Aoki file photo: Dave Mandel/Sherdog.com
This Saturday marks the latest offering from the fine folks at Dream, and while it may be short on hype, it’s long on quality fisticuffs in the making.
The card, which airs live at 3 a.m. ET on HDNet, is headlined by an epic lightweight title bout between national rivals Tatsuya Kawajiri and Shinya Aoki. After the recent binge of UFC and Strikeforce mega-shows, Dream 15 is a worthwhile chaser. For more on this slate of across-the-Pacific bouts, read on and get your knowledge right.
Shinya Aoki vs. Tatsuya Kawajiri
A disastrous stateside debut against Gilbert Melendez as well as a sub-Little League grasp of sportsmanship has made 2010 a trying year for Aoki. His hotly anticipated Dream lightweight title defense against Kawajiri may be the fight that Aoki’s dream of leading a Japanese MMA renaissance lives or dies on.
As with any fight involving Aoki, it comes down to whether or not he can flash his stellar grappling skills before his laundry list of flaws come to light. Making that happen against Kawajiri is a task fraught with concussion potential, as “Crusher” has the rare combination of cinderblock fists and erudite submission defense that gives Aoki fits. Further complicating matters is Kawajiri’s superior wrestling, particularly his gyroscopic takedown defense, which will make gaining top position a nightmarish proposition for Aoki.
Normally working from the guard is no big deal for Aoki. His tentacle-like limbs and all-universe technique are simply too much even for well-respected grapplers like Joachim Hansen and Gesias Cavalcante. Where Kawajiri differs is that he has near impregnable submission defense and the ground striking to make life hard on Aoki. Melendez proved that Aoki can be vulnerable to ground-and-pound as long as you avoid getting sucked into his closed guard, and that game plan is one Kawajiri can easily replicate.
Obviously any deviation from a disciplined approach could easily end with the “Tobikan Judan” entrapping Kawajiri in some horrifically painful contortion or compression. That scenario is an unlikely one, however, as Kawajiri has never been some brain-dead slugger, especially against opponents who pose a serious threat to him on the mat. When he knows that discretion is the better part of valor, Kawajiri stays on his toes and rocks a steady 1-2 while leaning on his wrestling to avoid the ground game.

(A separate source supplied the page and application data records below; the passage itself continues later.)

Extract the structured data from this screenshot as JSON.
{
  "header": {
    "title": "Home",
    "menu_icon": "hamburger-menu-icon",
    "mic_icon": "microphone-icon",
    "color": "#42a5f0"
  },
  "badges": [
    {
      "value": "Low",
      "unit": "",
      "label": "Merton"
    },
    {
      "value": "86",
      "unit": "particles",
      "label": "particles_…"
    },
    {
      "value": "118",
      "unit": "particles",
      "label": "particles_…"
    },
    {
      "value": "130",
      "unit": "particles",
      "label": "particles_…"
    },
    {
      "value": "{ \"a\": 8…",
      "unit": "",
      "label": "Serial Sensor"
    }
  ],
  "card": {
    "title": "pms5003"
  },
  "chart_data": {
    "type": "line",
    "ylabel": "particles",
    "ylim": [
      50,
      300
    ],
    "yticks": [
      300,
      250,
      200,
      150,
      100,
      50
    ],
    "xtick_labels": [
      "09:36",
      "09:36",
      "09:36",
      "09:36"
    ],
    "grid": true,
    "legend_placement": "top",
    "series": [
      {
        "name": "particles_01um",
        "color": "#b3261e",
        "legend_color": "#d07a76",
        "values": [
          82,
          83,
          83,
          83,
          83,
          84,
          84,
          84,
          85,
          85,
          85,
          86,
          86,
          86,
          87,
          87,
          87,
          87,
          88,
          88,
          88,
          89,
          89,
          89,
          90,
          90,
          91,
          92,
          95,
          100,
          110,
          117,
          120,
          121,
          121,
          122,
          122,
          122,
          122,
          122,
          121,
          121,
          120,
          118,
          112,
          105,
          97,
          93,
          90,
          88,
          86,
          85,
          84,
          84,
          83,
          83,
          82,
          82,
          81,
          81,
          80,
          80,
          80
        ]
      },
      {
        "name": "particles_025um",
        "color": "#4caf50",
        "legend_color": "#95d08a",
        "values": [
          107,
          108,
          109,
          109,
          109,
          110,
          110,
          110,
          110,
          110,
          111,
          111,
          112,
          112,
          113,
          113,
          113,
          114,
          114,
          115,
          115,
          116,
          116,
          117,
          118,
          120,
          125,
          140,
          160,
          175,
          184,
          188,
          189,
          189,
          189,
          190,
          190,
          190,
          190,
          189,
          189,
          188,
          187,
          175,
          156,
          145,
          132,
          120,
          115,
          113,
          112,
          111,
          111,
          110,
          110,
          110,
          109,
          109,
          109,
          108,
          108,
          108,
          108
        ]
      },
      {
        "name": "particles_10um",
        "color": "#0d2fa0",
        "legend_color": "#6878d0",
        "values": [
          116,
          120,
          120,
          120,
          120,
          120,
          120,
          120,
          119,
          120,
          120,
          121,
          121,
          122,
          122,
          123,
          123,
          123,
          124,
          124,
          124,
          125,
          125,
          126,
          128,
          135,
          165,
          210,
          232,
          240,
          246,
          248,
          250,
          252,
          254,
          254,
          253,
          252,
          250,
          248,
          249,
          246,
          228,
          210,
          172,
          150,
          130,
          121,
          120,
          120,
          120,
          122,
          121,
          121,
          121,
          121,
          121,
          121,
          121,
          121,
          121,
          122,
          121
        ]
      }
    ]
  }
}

That is exactly what Melendez did for 25 minutes against Aoki, and it left the precocious grappling ingénue in tears. Kawajiri has the added advantage of being the kind of heavy-hitter that can expose his national rival’s notoriously fragile chin and questionable fighting spirit. A well-known drama queen come fight time, Aoki’s habit of conjuring imaginary fouls could easily mar this bout and lead to a scenario where the battle for Japanese lightweight supremacy ends with the Yuki Nakai protégé writhing on the mat like a drive-by victim.
For all his foibles, it’s still hard to pick against Aoki because he is one of the very best submission artists this sport has ever seen. However, Kawajiri has all the tools that have given Aoki problems throughout his career. This just isn’t a fun stylistic matchup for the master limb manipulator and will end with the crown of Japan’s lightweight monarch resting on Kawajiri’s head.